Glacial accumulation of detail and material dances with the light installation, effectively underlining as when the bulbs surge bright with deep bass throbs. As delicate and dramatic as life. The music is so engaged with the world it absorbed and played with the setting sun, the howl of passing trains, and omnipresent redevelopment.
The pedal steel guitar is one of the most evocative, purely American sounds I’ve run across. No one fuses that unmistakable sound to as pure and personal a language as Susan Alcorn. Alcorn’s vocabulary isn’t the result of eschewing history – she knows her Speedy West, her Leon McAuliffe, her Don Helms, and her Aubrey Ghent. That sound comes from a burning desire to see what else she can say with that vocabulary and unerring taste across the spectrum of music.
The first time I came across Susan Alcorn was her 2006 album And I Await The Resurrection of the Pedal Steel Guitar. In the sleek dance club environs of The Standard, Alcorn dazzled a rapt crowd with that title track and a story about its genesis: trying to arrange Messiaen’s Et exspecto resurrectionem mortuorum (a World War Ii elegy for wind orchestra) for steel. In those limitations, she found something that vibrates with history but is no one else’s.
Throughout her rapturous set, Alcorn made that guitar snarl and cry, turned it into a barrelhouse piano, a seductive dancer, nature painting, and a chorus of bells. She nodded to Giacinto Scelsi and tango. A profoundly American artist with the simultaneous thirst for the new and love of everything that got us here, Susan Alcorn exemplified Big Ears.
The icing on this delicious Thursday was two guitarists I’ve loved for as long as I’ve loved music. The minute you hear Marc Ribot’s Chuck-Berry-wrapped-in-barbed-wire guitar you never forget it. You hear it everywhere. David Hidalgo’s guitar, accordion, deceptively easy mastery of what seems like every other instrument, plus his spicy honey voice, make every record he guests on that much better – before we even get into his work as the cornerstone of one of the premier American rock bands, Los Lobos, co-writing most of their best songs. So as word trickled out these two titans were playing together it shot to the top of my list to check out. Thursday night at the Tennessee Theater was my chance.

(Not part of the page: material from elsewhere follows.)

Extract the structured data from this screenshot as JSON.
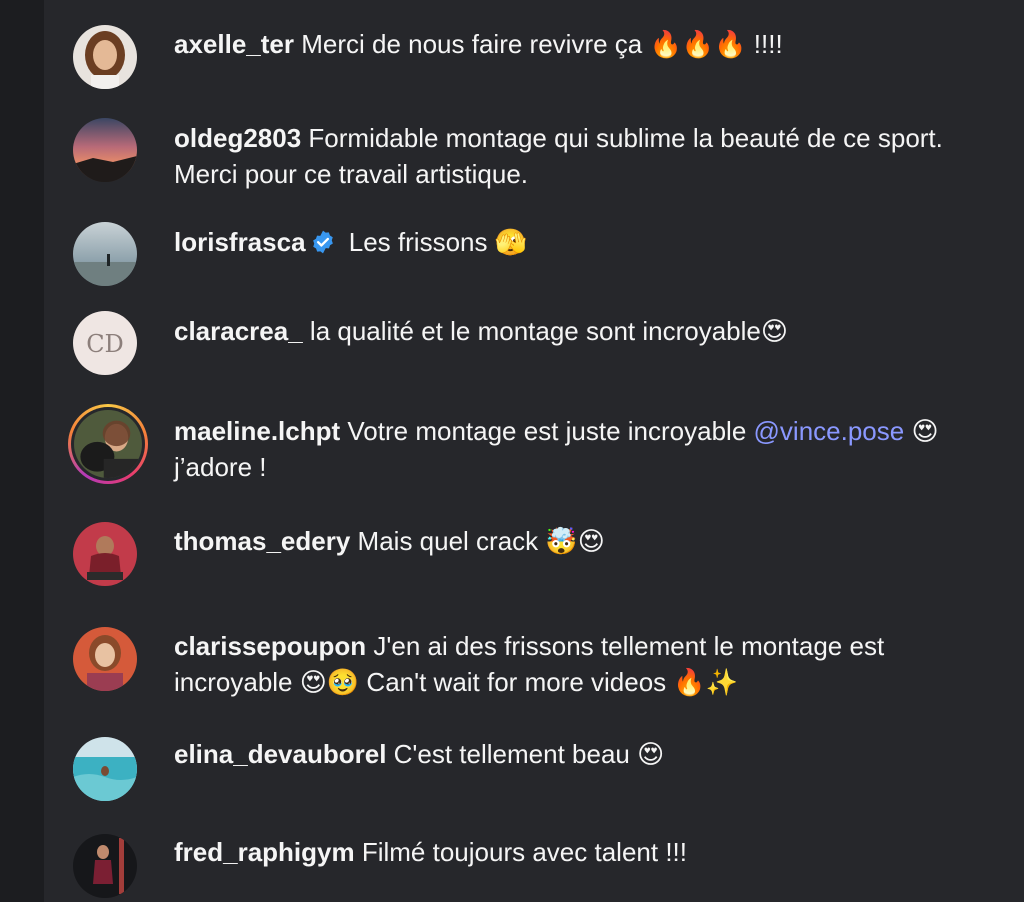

The two men in chairs turned that cavernous stage and massive theater into a living room or a back porch. With the easy charm of old friends who don’t have a goddam thing to prove except to themselves, they lit up the history of American music. Lefty Frizzell’s “I Never Go Around Mirrors” was gifted a gorgeous high-lonesome voice and finger picking from Hidalgo punctuated with hot knives from Ribot. “Bury Me Not on the Lone Prairie” got a dry vocal wringing all the hurt out of irony from Ribot as the two painted an expansive, devastated landscape with their guitars, deconstructing and rebuilding. Wilson Pickett and Paquita Del La Barrio and Los Cuatreros were the framework for hard-won and deeply personal voices forged from experience and love. Looks at permeable borders and the way we let each other down.

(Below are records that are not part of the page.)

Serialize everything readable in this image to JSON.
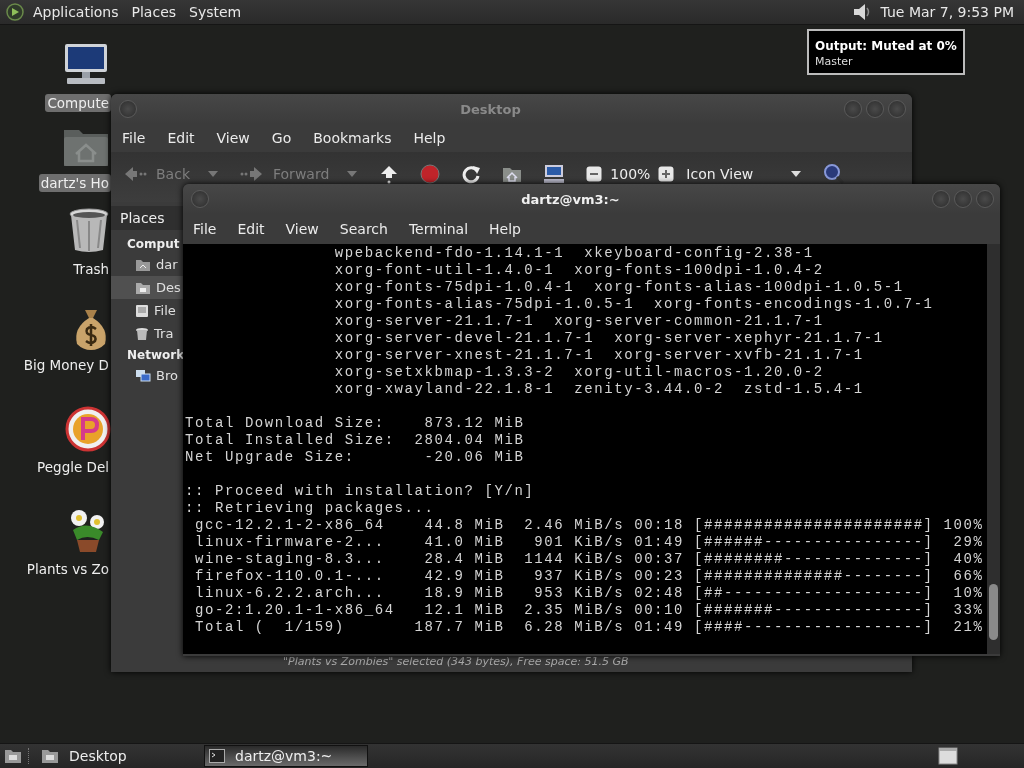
{
  "top_panel": {
    "menus": [
      "Applications",
      "Places",
      "System"
    ],
    "clock": "Tue Mar 7, 9:53 PM"
  },
  "volume_tooltip": {
    "title": "Output: Muted at 0%",
    "subtitle": "Master"
  },
  "desktop_icons": [
    {
      "label": "Compute",
      "kind": "computer",
      "selected": true
    },
    {
      "label": "dartz's Ho",
      "kind": "home",
      "selected": true
    },
    {
      "label": "Trash",
      "kind": "trash",
      "selected": false
    },
    {
      "label": "Big Money D",
      "kind": "money",
      "selected": false
    },
    {
      "label": "Peggle Del",
      "kind": "peggle",
      "selected": false
    },
    {
      "label": "Plants vs Zo",
      "kind": "plant",
      "selected": false
    }
  ],
  "file_manager": {
    "title": "Desktop",
    "active": false,
    "menu": [
      "File",
      "Edit",
      "View",
      "Go",
      "Bookmarks",
      "Help"
    ],
    "toolbar": [
      {
        "kind": "back",
        "label": "Back",
        "disabled": true
      },
      {
        "kind": "forward",
        "label": "Forward",
        "disabled": true
      },
      {
        "kind": "up"
      },
      {
        "kind": "stop"
      },
      {
        "kind": "reload"
      },
      {
        "kind": "home"
      },
      {
        "kind": "computer"
      },
      {
        "kind": "zoom_out"
      },
      {
        "kind": "zoom_level",
        "label": "100%"
      },
      {
        "kind": "zoom_in"
      },
      {
        "kind": "view_select",
        "label": "Icon View"
      },
      {
        "kind": "search"
      }
    ],
    "sidebar": {
      "title": "Places",
      "sections": [
        {
          "label": "Comput",
          "children": [
            {
              "label": "dar",
              "kind": "home",
              "selected": false
            },
            {
              "label": "Des",
              "kind": "desktop",
              "selected": true
            },
            {
              "label": "File",
              "kind": "drive",
              "selected": false
            },
            {
              "label": "Tra",
              "kind": "trash",
              "selected": false
            }
          ]
        },
        {
          "label": "Network",
          "children": [
            {
              "label": "Bro",
              "kind": "network",
              "selected": false
            }
          ]
        }
      ]
    },
    "status_bar": "\"Plants vs Zombies\" selected (343 bytes), Free space: 51.5 GB"
  },
  "terminal": {
    "title": "dartz@vm3:~",
    "active": true,
    "menu": [
      "File",
      "Edit",
      "View",
      "Search",
      "Terminal",
      "Help"
    ],
    "output": [
      {
        "lines": [
          "               wpebackend-fdo-1.14.1-1  xkeyboard-config-2.38-1",
          "               xorg-font-util-1.4.0-1  xorg-fonts-100dpi-1.0.4-2",
          "               xorg-fonts-75dpi-1.0.4-1  xorg-fonts-alias-100dpi-1.0.5-1",
          "               xorg-fonts-alias-75dpi-1.0.5-1  xorg-fonts-encodings-1.0.7-1",
          "               xorg-server-21.1.7-1  xorg-server-common-21.1.7-1",
          "               xorg-server-devel-21.1.7-1  xorg-server-xephyr-21.1.7-1",
          "               xorg-server-xnest-21.1.7-1  xorg-server-xvfb-21.1.7-1",
          "               xorg-setxkbmap-1.3.3-2  xorg-util-macros-1.20.0-2",
          "               xorg-xwayland-22.1.8-1  zenity-3.44.0-2  zstd-1.5.4-1"
        ]
      },
      {
        "lines": [
          "Total Download Size:    873.12 MiB",
          "Total Installed Size:  2804.04 MiB",
          "Net Upgrade Size:       -20.06 MiB"
        ]
      },
      {
        "lines": [
          ":: Proceed with installation? [Y/n]",
          ":: Retrieving packages...",
          " gcc-12.2.1-2-x86_64    44.8 MiB  2.46 MiB/s 00:18 [######################] 100%",
          " linux-firmware-2...    41.0 MiB   901 KiB/s 01:49 [######----------------]  29%",
          " wine-staging-8.3...    28.4 MiB  1144 KiB/s 00:37 [########--------------]  40%",
          " firefox-110.0.1-...    42.9 MiB   937 KiB/s 00:23 [##############--------]  66%",
          " linux-6.2.2.arch...    18.9 MiB   953 KiB/s 02:48 [##--------------------]  10%",
          " go-2:1.20.1-1-x86_64   12.1 MiB  2.35 MiB/s 00:10 [#######---------------]  33%",
          " Total (  1/159)       187.7 MiB  6.28 MiB/s 01:49 [####------------------]  21%"
        ]
      }
    ]
  },
  "taskbar": {
    "tasks": [
      {
        "label": "Desktop",
        "kind": "file_manager",
        "selected": false
      },
      {
        "label": "dartz@vm3:~",
        "kind": "terminal",
        "selected": true
      }
    ]
  }
}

My favorite moment came with their revitalized take on “A Matter of Time,” the Los Lobos classic from their breakthrough Will The Wolf Survive record written by Hidalgo with Louie Perez. Stripped of horns and thirty plus years since it’s first appearance, the story and Hidalgo’s Sam Cooke-recalling vocal shine just as brightly as ever. The way we want to be better and keep reaching even when we know that “better world” might never be ib in our reach. They dedicated a note-perfect Ventures tune to Nokie Edwards with Hidalgo saying, “When we were kids, that Ventures stuff turned us all on. It was the shit.” Chuckling, he caught himself, “I guess it still is.”
May it always be. Day 2 awaits.